In this paper (soon to appear in Building and Environment – a major journal of Urban Sciences) we examine the structure of attitudes towards the possibility of having an underground working space. The paper suggests that there is a positive dimension and two negative dimensions across which the average person will evaluate the possibility of an underground office. In short, an underground office will be acceptable provided some key criteria are satisfied – and our questionnaire offers a standardized way to “measure” these attitudes. Interestingly, the negative dimensions are correlated but independent constructs of claustrophobia – this means that attitudes towards UG workspaces could be positive independently of the claustrophobia that a sub-population has.
Over half of the global population lives in urban areas, making the issue of space a pressing environmental factor.
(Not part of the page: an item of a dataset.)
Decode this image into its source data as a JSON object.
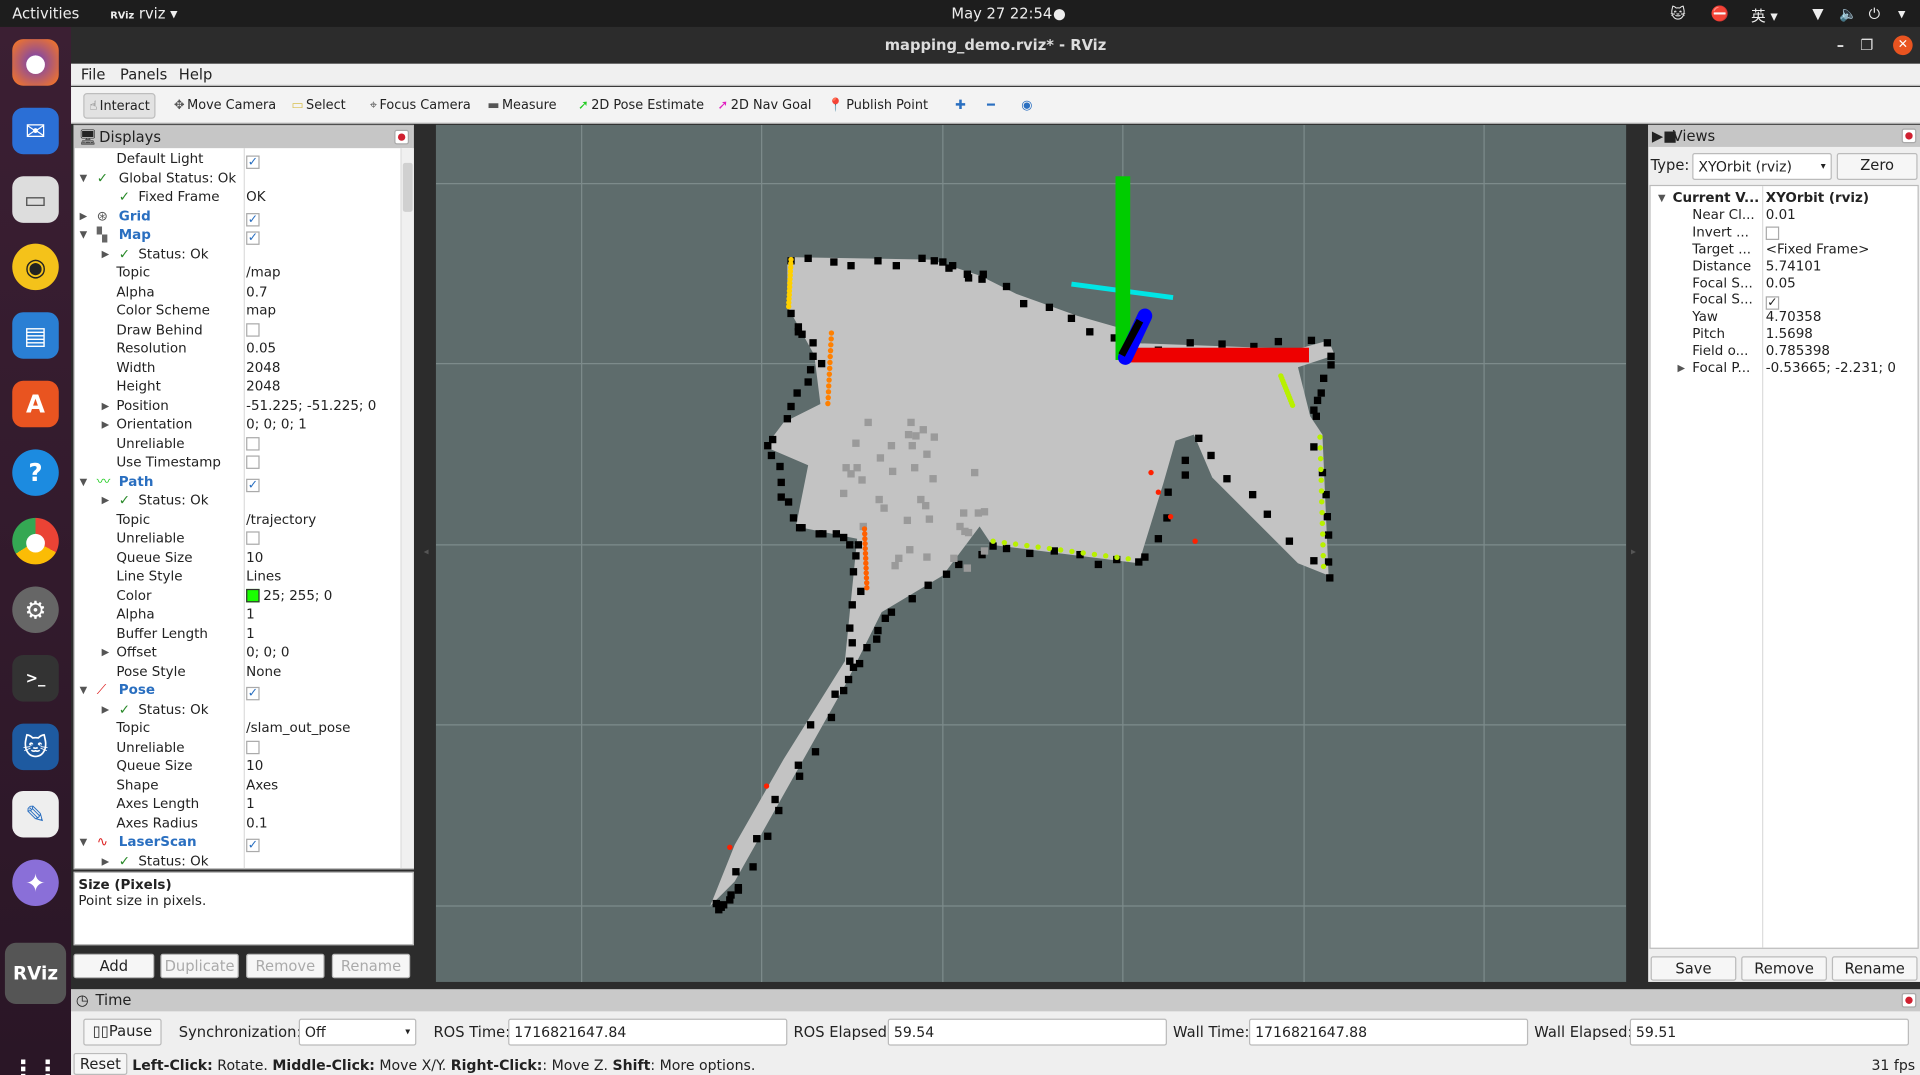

The development of large-scale underground complexes in (mega-)cities is a solution to healthy urban growth and many governments have already adopted the development of underground (office) workspaces (UWS). Engineering can develop such high quality spaces; yet, there is limited understanding of how the public perceives UWS. UWS are not the same as other workspaces, and thus special assessment tools are needed. Here, we present the Underground Workspaces Questionnaire (UWSQ), which measures pre-occupant attitudes towards UWS. Analysis (N = 1080) identified three factors with positive aspects associated with feeling protected, whereas confinement was independent of affective responses. Predictably, responses to the three factors correlated with claustrophobia but were independent constructs. UWSQ can help policymakers and architects understand how populations holistically respond to the idea of working in an underground office.